Over the last three months, these two schools connected with one another by posting messages online through the IVECA platform. This week, these Korean and U.S. teenagers had an even more immediate interaction. After researching discrimination issues and international conflicts, they met virtually to have live exchanges of their perspectives to build a better future.
For about one hour, they held panel discussions in order to propose an action plan for equality and harmony. While the Korean panelists exposed their ideas about conflicts affecting international relations of East Asia, the young U.S. speakers focused on the African continent. To tackle various issues ranging from the controversy over Japanese Yasukuni Shrine to the illicit trade of natural resources and exotic pets in Africa, the students developed solutions based on the similar strategies. All the participants in this debate agreed that communication, diplomacy and cultural interaction will pave the way to stronger and healthier relationships between countries. One of the U.S. students reflected on her experience:
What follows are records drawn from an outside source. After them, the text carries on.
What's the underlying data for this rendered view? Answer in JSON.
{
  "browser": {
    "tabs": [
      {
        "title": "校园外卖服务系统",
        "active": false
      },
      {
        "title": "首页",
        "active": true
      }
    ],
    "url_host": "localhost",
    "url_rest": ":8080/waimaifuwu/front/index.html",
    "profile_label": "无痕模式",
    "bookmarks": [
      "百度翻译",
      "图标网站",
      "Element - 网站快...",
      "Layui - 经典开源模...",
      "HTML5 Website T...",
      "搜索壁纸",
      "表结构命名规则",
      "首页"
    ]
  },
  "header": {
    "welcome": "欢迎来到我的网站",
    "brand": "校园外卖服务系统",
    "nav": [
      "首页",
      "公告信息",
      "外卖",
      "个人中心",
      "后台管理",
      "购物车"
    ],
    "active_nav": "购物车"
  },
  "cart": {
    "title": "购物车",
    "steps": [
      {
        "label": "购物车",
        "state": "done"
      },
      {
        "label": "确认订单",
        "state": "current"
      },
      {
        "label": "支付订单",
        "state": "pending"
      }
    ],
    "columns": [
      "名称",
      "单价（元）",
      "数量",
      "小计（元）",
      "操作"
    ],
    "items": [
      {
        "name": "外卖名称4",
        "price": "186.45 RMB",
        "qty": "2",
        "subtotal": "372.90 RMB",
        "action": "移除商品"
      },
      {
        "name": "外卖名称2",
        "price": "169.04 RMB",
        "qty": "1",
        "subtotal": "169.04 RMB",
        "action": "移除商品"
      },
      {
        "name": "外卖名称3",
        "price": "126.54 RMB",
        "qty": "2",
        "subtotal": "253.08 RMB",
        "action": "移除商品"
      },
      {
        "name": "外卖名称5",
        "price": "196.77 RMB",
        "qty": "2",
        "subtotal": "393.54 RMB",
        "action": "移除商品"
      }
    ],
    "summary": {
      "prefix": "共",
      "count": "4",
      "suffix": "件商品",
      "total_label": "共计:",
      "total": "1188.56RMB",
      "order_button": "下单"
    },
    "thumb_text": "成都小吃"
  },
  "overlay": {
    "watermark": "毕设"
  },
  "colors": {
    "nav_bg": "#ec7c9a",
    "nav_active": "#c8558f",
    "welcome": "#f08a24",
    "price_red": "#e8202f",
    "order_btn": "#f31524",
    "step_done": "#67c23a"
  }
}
“… Doing IVECA and talking to you and your school showed me how working together with other countries can solve inequalities… In the future I hope that many of the problems and inequalities we face today are no longer an issue… I hope that by standing up for my beliefs like the people in the Gwangju Uprising I can help stop inequalities and make a difference…”
Of course, reducing the communication gap between different cultures is a road filled with challenges. The students themselves sometimes had a difficult time communicating with their partners due to the language barrier. But thanks to their open mindset and hard work, they made the most of this intercultural partnership. The farewell letters they exchanged at the end of their live classes demonstrate that they successfully managed to transcend cultural boundaries:
“ …We really enjoyed the activities with you. At first, it wasn’t easy to communicate in English. We searched for dictionary dozens of times to use the most appropriate expression… The activity about ‘Conflicts in history’ gave us a chance to learn about many different conflicts around the world. “ Student from Hanil High School, Korea.
“IVECA was an amazing experience for all of us here in the United States. We have enjoyed getting to know more about you and your country, and we hope you enjoyed meeting us as well. Learning about each other has helped us develop friendship skills, and learning about your country has made us closer… “ Student from Bellows Free Academy, Vermont.
“ …I encourage you to think of today’s class as not the end but a new beginning and hope for each other’s best although we are far apart.. “ Shin Insoo, Vice Principal of Hanil High School, Korea.